[Stored records]
┄┄┄┄┄┄┄┄┄┄┄┄┄┄┄┄┄┄┄┄

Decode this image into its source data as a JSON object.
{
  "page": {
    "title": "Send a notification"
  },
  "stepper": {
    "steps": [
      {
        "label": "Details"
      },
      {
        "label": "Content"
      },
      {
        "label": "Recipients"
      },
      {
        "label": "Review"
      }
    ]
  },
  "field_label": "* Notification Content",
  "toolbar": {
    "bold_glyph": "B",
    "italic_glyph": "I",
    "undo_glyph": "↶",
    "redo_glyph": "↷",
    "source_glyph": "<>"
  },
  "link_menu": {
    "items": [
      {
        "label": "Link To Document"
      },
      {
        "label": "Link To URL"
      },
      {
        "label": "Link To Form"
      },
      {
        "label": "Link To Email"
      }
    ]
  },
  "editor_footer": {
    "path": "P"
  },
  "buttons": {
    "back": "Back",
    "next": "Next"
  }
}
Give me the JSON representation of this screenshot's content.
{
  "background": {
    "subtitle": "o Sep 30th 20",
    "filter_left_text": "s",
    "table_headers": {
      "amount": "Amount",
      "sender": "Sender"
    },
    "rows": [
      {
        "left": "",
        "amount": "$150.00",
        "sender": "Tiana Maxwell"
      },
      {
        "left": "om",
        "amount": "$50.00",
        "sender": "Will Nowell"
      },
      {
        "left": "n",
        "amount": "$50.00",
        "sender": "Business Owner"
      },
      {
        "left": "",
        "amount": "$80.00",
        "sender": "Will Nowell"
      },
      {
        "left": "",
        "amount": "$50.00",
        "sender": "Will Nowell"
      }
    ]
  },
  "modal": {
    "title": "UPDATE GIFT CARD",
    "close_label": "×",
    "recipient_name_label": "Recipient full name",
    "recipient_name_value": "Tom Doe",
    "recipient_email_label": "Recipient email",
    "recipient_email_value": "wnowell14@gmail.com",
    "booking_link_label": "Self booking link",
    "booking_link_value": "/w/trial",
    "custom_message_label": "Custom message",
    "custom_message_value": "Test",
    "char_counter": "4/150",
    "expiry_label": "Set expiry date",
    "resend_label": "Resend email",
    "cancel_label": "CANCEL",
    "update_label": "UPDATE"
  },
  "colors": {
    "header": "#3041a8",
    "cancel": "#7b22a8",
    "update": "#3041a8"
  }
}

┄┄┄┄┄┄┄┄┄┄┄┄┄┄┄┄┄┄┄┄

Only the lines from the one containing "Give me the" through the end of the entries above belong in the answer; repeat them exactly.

Give me the JSON representation of this screenshot's content.
{
  "background": {
    "subtitle": "o Sep 30th 20",
    "filter_left_text": "s",
    "table_headers": {
      "amount": "Amount",
      "sender": "Sender"
    },
    "rows": [
      {
        "left": "",
        "amount": "$150.00",
        "sender": "Tiana Maxwell"
      },
      {
        "left": "om",
        "amount": "$50.00",
        "sender": "Will Nowell"
      },
      {
        "left": "n",
        "amount": "$50.00",
        "sender": "Business Owner"
      },
      {
        "left": "",
        "amount": "$80.00",
        "sender": "Will Nowell"
      },
      {
        "left": "",
        "amount": "$50.00",
        "sender": "Will Nowell"
      }
    ]
  },
  "modal": {
    "title": "UPDATE GIFT CARD",
    "close_label": "×",
    "recipient_name_label": "Recipient full name",
    "recipient_name_value": "Tom Doe",
    "recipient_email_label": "Recipient email",
    "recipient_email_value": "wnowell14@gmail.com",
    "booking_link_label": "Self booking link",
    "booking_link_value": "/w/trial",
    "custom_message_label": "Custom message",
    "custom_message_value": "Test",
    "char_counter": "4/150",
    "expiry_label": "Set expiry date",
    "resend_label": "Resend email",
    "cancel_label": "CANCEL",
    "update_label": "UPDATE"
  },
  "colors": {
    "header": "#3041a8",
    "cancel": "#7b22a8",
    "update": "#3041a8"
  }
}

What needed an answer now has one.